In February 1649, within a month of the execution of Charles I, the Council of State suspended the office of Lord High Admiral of England and replaced it with a new Admiralty Commission, and Colonel Robert Blake, Colonel Edward Popham and Colonel Richard Deane were appointed by Parliament as the first generals at sea[4] and Commissioners for the Admiralty and Navy.[5]

After Popham's death in 1651 he was succeeded in 1652 by General George Monck.[6]

Deane was recalled to serve in the army in May 1651, before resuming his post as general at sea in 1652, but was killed at the start of the Battle of the Gabbard on 1 June 1653.[7]

Following the death of Deane, Blake and Monck continued to serve alone until 3 December 1653, when Parliament decided to increase the number of generals at sea to four, with a quorum of two, appointing Major-General John Desborow and Vice-Admiral William Penn (who had been recommended by Monck[8]) to serve alongside Blake and Monck as generals at sea, with all four also serving as Commissioners for the Admiralty and Navy along with Colonel Philip Jones, Colonel John Clerk, John Stone, Major William Burton, Vincent Gooking and Lieutenant-Colonel Kelsey.[1]

Penn's naval career was suspended after the failure to successfully execute the Western Design against Spanish colonies in the West Indies in 1655, which resulted in his temporary imprisonment in the Tower of London.[8]

In January 1656, Edward Montague was appointed general at sea.[9][10] General Robert Blake continued to serve until his death at sea on 7 August 1657,[5] and Montagu until 1665.[9]

Rank Insignia and Personal Flags

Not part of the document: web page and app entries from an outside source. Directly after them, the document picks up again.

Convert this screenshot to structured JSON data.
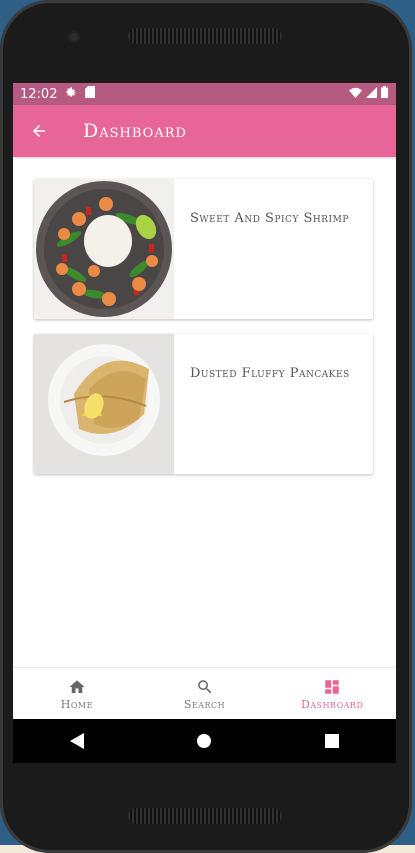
{
  "status_bar": {
    "time": "12:02"
  },
  "app_bar": {
    "title": "Dashboard"
  },
  "recipes": [
    {
      "title": "Sweet And Spicy Shrimp"
    },
    {
      "title": "Dusted Fluffy Pancakes"
    }
  ],
  "bottom_nav": {
    "items": [
      {
        "label": "Home",
        "icon": "home-icon"
      },
      {
        "label": "Search",
        "icon": "search-icon"
      },
      {
        "label": "Dashboard",
        "icon": "dashboard-icon",
        "active": true
      }
    ]
  },
  "colors": {
    "accent": "#e86598",
    "status": "#b65a82"
  }
}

HMS Saint George launched in 1622 at the Battle of Santa Cruz de Tenerife in 1657 was the flag ship of General at Sea Sir Robert Blake commanding the white squadron depicting the positions of his flags painted in 1901 by the British maritime painter Charles Dixon (1872–1934)

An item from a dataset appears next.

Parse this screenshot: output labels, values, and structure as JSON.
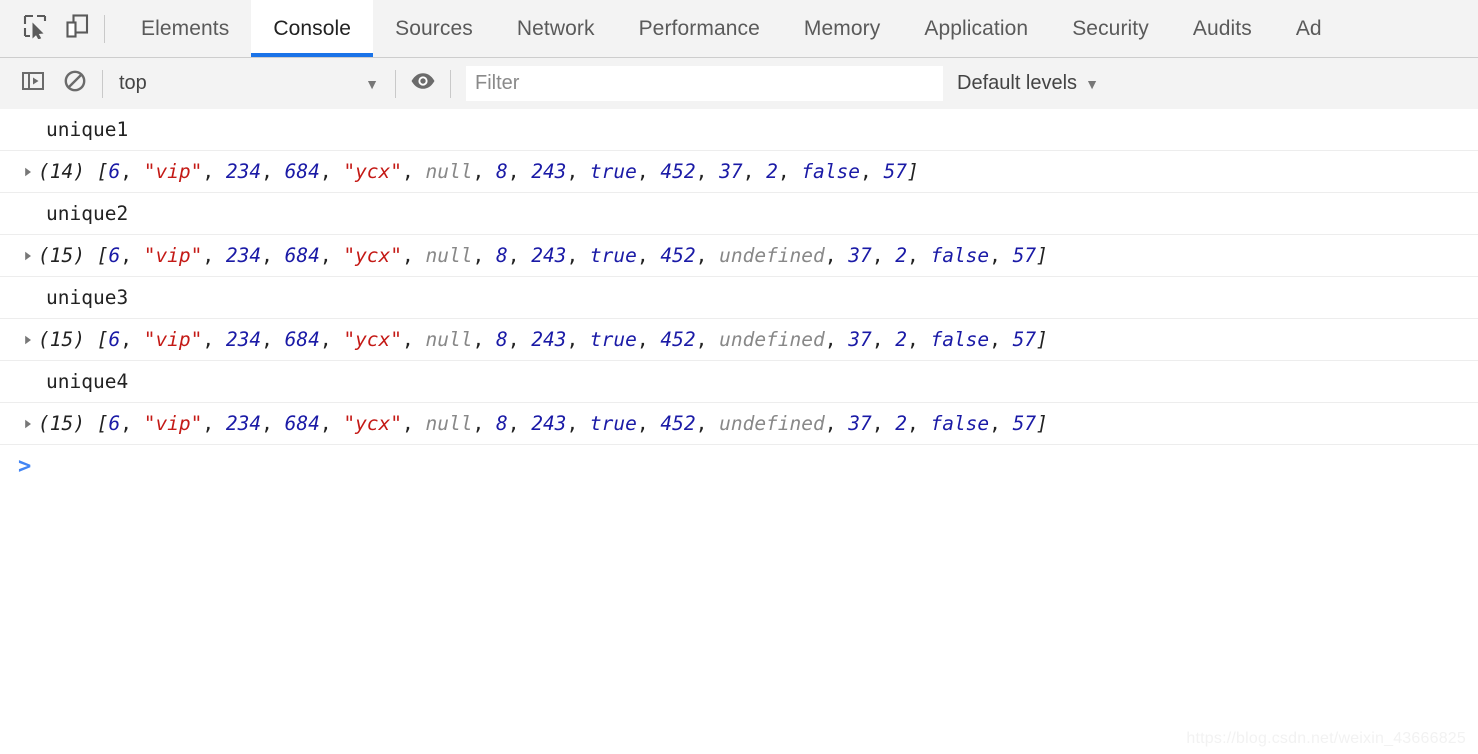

Generals at Sea in command of the red squadron

Generals at Sea in command of the white squadron

Generals at Sea in command of the blue squadron

Gallery of Generals at Sea


  1. 1.0 1.1 1.2 "House of Commons Journal Volume 7: 3 December 1653". Journal of the House of Commons: volume 7: 1651-1660. Institute of Historical Research. 1802. Retrieved 7 December 2011.
  2. Thomas Birch (1742). "State Papers, 1650: July-September". A collection of the State Papers of John Thurloe, volume 1: 1638-1653. Institute of Historical Research. Retrieved 7 December 2011.
  3. Davies, J. D. (2008). Pepys’s Navy: Ships, Men and Warfare 1649-89. Barnsley, England.: Seaforth Publishing. p. 27. ISBN 978-1-78383-022-0.
  4. Blake Museum staff. "Who was Robert Blake?". Blake Museum. Archived from the original on 2 October 2011. Retrieved 7 December 2011.
  5. 5.0 5.1 Plant, David (18 April 2010). "Robert Blake 1599-1657". British Civil Wars & Commonwealth.
  6. Plant, David (30 May 2007). "George Monck 1608-70". British Civil Wars & Commonwealth.
  7. Plant, David (7 February 2008). "Richard Deane, 1610-53". British Civil Wars & Commonwealth.
  8. 8.0 8.1 Plant, David (7 November 2005). "William Penn, c.1621-70". British Civil Wars & Commonwealth.
  9. 9.0 9.1 "The History of Edward Montagu". Montagu's Regimental Website. Archived from the original on 26 February 2012. Retrieved 7 December 2011.
  10. Plant, David (2 June 2010). "Timeline 1656". British Civil Wars & Commonwealth.
  11. Perrin, W. G. (1922). "Admirals: Flags of Command". British flags, their early history, and their development at sea; with an account of the origin of the flag as a national device. Cambridge, England: Cambridge : The University Press. pp. 73–109.